◆ Entries taken from a collection

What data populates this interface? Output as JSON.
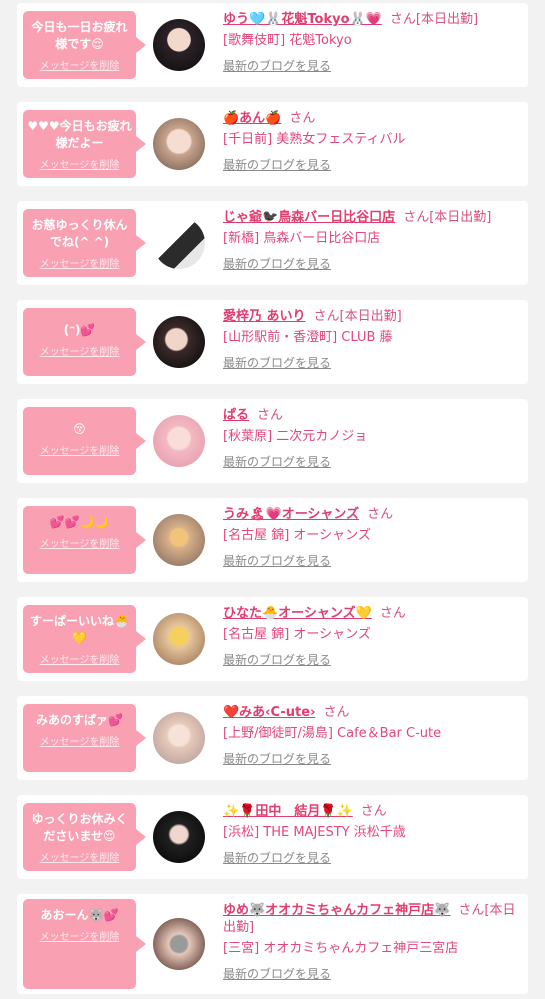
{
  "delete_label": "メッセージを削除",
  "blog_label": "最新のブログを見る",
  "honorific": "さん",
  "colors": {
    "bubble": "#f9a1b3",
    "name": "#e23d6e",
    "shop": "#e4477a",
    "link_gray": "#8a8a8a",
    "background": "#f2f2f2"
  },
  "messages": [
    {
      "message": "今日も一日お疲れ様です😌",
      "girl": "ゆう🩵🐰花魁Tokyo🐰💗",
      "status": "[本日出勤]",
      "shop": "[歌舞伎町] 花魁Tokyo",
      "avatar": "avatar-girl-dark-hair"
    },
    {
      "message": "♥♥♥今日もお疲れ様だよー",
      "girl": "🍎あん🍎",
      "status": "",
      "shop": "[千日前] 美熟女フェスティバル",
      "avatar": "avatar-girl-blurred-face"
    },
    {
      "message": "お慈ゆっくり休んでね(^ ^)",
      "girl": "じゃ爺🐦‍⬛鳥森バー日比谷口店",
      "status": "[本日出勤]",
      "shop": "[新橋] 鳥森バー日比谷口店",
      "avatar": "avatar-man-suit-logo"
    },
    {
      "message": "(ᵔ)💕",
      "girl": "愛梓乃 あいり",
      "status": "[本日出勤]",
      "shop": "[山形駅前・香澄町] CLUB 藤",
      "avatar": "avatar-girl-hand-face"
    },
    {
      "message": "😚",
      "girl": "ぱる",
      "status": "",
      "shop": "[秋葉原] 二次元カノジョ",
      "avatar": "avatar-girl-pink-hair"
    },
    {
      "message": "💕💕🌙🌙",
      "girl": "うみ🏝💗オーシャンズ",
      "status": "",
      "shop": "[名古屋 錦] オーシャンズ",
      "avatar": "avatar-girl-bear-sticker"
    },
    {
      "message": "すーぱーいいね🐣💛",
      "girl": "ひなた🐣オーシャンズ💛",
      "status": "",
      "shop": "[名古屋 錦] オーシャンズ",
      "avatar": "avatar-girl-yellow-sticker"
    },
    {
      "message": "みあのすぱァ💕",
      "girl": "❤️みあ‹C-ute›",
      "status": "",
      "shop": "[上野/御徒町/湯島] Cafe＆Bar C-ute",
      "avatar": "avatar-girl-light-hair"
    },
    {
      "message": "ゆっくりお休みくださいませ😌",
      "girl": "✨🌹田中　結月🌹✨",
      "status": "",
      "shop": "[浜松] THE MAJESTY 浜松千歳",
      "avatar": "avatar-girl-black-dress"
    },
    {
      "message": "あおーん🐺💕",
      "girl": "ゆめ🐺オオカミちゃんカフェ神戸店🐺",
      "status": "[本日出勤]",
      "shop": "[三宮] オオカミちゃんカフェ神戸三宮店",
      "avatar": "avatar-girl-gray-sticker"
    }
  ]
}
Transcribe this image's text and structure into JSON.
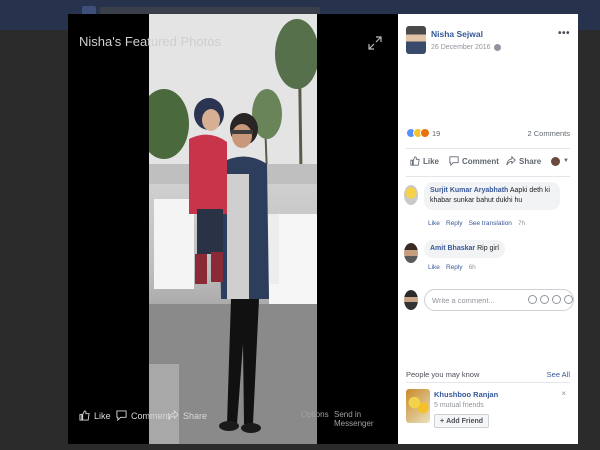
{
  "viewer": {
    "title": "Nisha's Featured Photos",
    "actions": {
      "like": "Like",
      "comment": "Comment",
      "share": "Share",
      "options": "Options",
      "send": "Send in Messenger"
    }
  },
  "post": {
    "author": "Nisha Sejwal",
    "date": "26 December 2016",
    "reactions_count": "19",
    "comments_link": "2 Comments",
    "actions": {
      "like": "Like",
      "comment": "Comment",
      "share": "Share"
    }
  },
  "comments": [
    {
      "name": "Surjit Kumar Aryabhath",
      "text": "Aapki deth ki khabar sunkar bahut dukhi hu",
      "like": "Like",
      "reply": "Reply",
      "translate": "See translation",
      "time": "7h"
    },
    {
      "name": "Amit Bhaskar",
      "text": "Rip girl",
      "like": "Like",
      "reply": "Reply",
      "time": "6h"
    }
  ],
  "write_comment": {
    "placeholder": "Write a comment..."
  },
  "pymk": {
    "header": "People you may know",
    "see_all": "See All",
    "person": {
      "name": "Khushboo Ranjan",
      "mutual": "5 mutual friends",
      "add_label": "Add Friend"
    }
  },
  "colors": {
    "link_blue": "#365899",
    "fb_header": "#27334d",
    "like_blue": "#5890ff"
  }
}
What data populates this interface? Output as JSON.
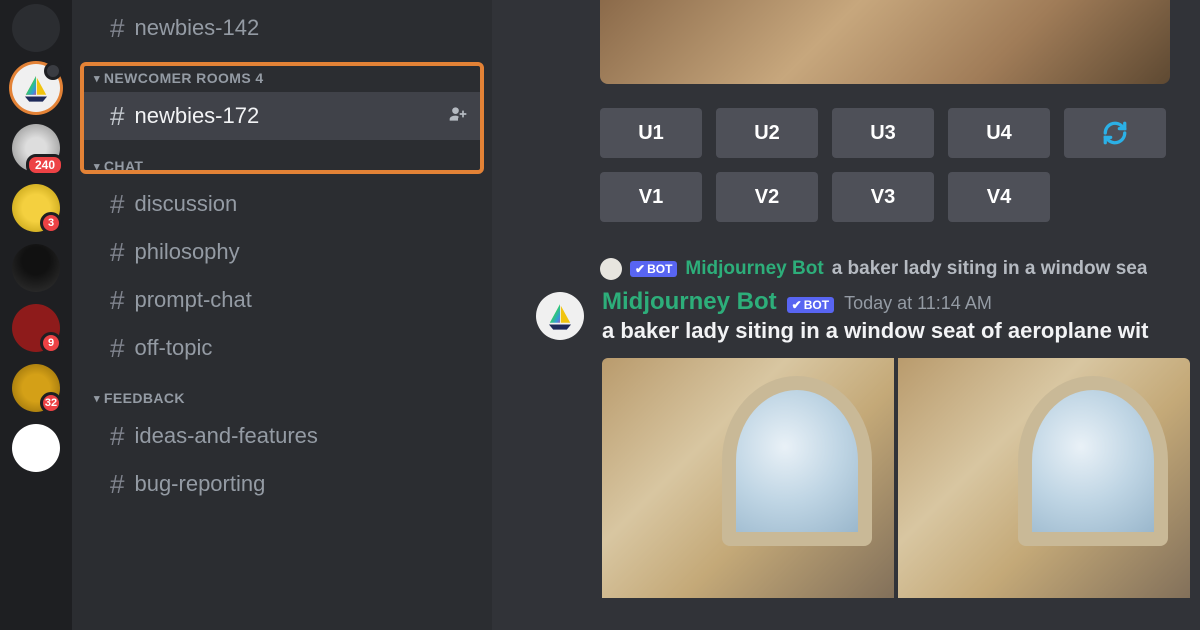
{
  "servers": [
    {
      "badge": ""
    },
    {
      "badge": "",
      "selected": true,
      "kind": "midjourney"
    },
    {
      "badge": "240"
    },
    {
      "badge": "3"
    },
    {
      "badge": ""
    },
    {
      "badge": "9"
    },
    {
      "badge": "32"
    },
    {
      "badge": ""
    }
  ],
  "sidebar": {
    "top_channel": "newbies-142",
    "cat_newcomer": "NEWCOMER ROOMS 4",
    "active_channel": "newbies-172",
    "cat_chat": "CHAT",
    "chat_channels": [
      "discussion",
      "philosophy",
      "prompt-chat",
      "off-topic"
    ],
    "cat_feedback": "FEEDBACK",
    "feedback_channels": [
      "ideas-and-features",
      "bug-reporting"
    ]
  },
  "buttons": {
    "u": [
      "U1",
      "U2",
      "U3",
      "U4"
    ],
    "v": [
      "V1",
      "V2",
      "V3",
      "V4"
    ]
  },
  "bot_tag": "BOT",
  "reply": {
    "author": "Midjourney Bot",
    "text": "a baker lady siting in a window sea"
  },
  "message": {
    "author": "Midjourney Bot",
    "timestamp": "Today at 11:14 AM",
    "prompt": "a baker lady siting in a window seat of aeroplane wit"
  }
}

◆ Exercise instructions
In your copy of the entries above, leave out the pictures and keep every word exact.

◆ Solution to this problem
What data populates this interface? Output as JSON.
{
  "delete_label": "メッセージを削除",
  "blog_label": "最新のブログを見る",
  "honorific": "さん",
  "colors": {
    "bubble": "#f9a1b3",
    "name": "#e23d6e",
    "shop": "#e4477a",
    "link_gray": "#8a8a8a",
    "background": "#f2f2f2"
  },
  "messages": [
    {
      "message": "今日も一日お疲れ様です😌",
      "girl": "ゆう🩵🐰花魁Tokyo🐰💗",
      "status": "[本日出勤]",
      "shop": "[歌舞伎町] 花魁Tokyo",
      "avatar": "avatar-girl-dark-hair"
    },
    {
      "message": "♥♥♥今日もお疲れ様だよー",
      "girl": "🍎あん🍎",
      "status": "",
      "shop": "[千日前] 美熟女フェスティバル",
      "avatar": "avatar-girl-blurred-face"
    },
    {
      "message": "お慈ゆっくり休んでね(^ ^)",
      "girl": "じゃ爺🐦‍⬛鳥森バー日比谷口店",
      "status": "[本日出勤]",
      "shop": "[新橋] 鳥森バー日比谷口店",
      "avatar": "avatar-man-suit-logo"
    },
    {
      "message": "(ᵔ)💕",
      "girl": "愛梓乃 あいり",
      "status": "[本日出勤]",
      "shop": "[山形駅前・香澄町] CLUB 藤",
      "avatar": "avatar-girl-hand-face"
    },
    {
      "message": "😚",
      "girl": "ぱる",
      "status": "",
      "shop": "[秋葉原] 二次元カノジョ",
      "avatar": "avatar-girl-pink-hair"
    },
    {
      "message": "💕💕🌙🌙",
      "girl": "うみ🏝💗オーシャンズ",
      "status": "",
      "shop": "[名古屋 錦] オーシャンズ",
      "avatar": "avatar-girl-bear-sticker"
    },
    {
      "message": "すーぱーいいね🐣💛",
      "girl": "ひなた🐣オーシャンズ💛",
      "status": "",
      "shop": "[名古屋 錦] オーシャンズ",
      "avatar": "avatar-girl-yellow-sticker"
    },
    {
      "message": "みあのすぱァ💕",
      "girl": "❤️みあ‹C-ute›",
      "status": "",
      "shop": "[上野/御徒町/湯島] Cafe＆Bar C-ute",
      "avatar": "avatar-girl-light-hair"
    },
    {
      "message": "ゆっくりお休みくださいませ😌",
      "girl": "✨🌹田中　結月🌹✨",
      "status": "",
      "shop": "[浜松] THE MAJESTY 浜松千歳",
      "avatar": "avatar-girl-black-dress"
    },
    {
      "message": "あおーん🐺💕",
      "girl": "ゆめ🐺オオカミちゃんカフェ神戸店🐺",
      "status": "[本日出勤]",
      "shop": "[三宮] オオカミちゃんカフェ神戸三宮店",
      "avatar": "avatar-girl-gray-sticker"
    }
  ]
}
Transcribe this image's text and structure into JSON.
{
  "viewer": {
    "title": "Nisha's Featured Photos",
    "actions": {
      "like": "Like",
      "comment": "Comment",
      "share": "Share",
      "options": "Options",
      "send": "Send in Messenger"
    }
  },
  "post": {
    "author": "Nisha Sejwal",
    "date": "26 December 2016",
    "reactions_count": "19",
    "comments_link": "2 Comments",
    "actions": {
      "like": "Like",
      "comment": "Comment",
      "share": "Share"
    }
  },
  "comments": [
    {
      "name": "Surjit Kumar Aryabhath",
      "text": "Aapki deth ki khabar sunkar bahut dukhi hu",
      "like": "Like",
      "reply": "Reply",
      "translate": "See translation",
      "time": "7h"
    },
    {
      "name": "Amit Bhaskar",
      "text": "Rip girl",
      "like": "Like",
      "reply": "Reply",
      "time": "6h"
    }
  ],
  "write_comment": {
    "placeholder": "Write a comment..."
  },
  "pymk": {
    "header": "People you may know",
    "see_all": "See All",
    "person": {
      "name": "Khushboo Ranjan",
      "mutual": "5 mutual friends",
      "add_label": "Add Friend"
    }
  },
  "colors": {
    "link_blue": "#365899",
    "fb_header": "#27334d",
    "like_blue": "#5890ff"
  }
}
What data populates this interface? Output as JSON.
{
  "servers": [
    {
      "badge": ""
    },
    {
      "badge": "",
      "selected": true,
      "kind": "midjourney"
    },
    {
      "badge": "240"
    },
    {
      "badge": "3"
    },
    {
      "badge": ""
    },
    {
      "badge": "9"
    },
    {
      "badge": "32"
    },
    {
      "badge": ""
    }
  ],
  "sidebar": {
    "top_channel": "newbies-142",
    "cat_newcomer": "NEWCOMER ROOMS 4",
    "active_channel": "newbies-172",
    "cat_chat": "CHAT",
    "chat_channels": [
      "discussion",
      "philosophy",
      "prompt-chat",
      "off-topic"
    ],
    "cat_feedback": "FEEDBACK",
    "feedback_channels": [
      "ideas-and-features",
      "bug-reporting"
    ]
  },
  "buttons": {
    "u": [
      "U1",
      "U2",
      "U3",
      "U4"
    ],
    "v": [
      "V1",
      "V2",
      "V3",
      "V4"
    ]
  },
  "bot_tag": "BOT",
  "reply": {
    "author": "Midjourney Bot",
    "text": "a baker lady siting in a window sea"
  },
  "message": {
    "author": "Midjourney Bot",
    "timestamp": "Today at 11:14 AM",
    "prompt": "a baker lady siting in a window seat of aeroplane wit"
  }
}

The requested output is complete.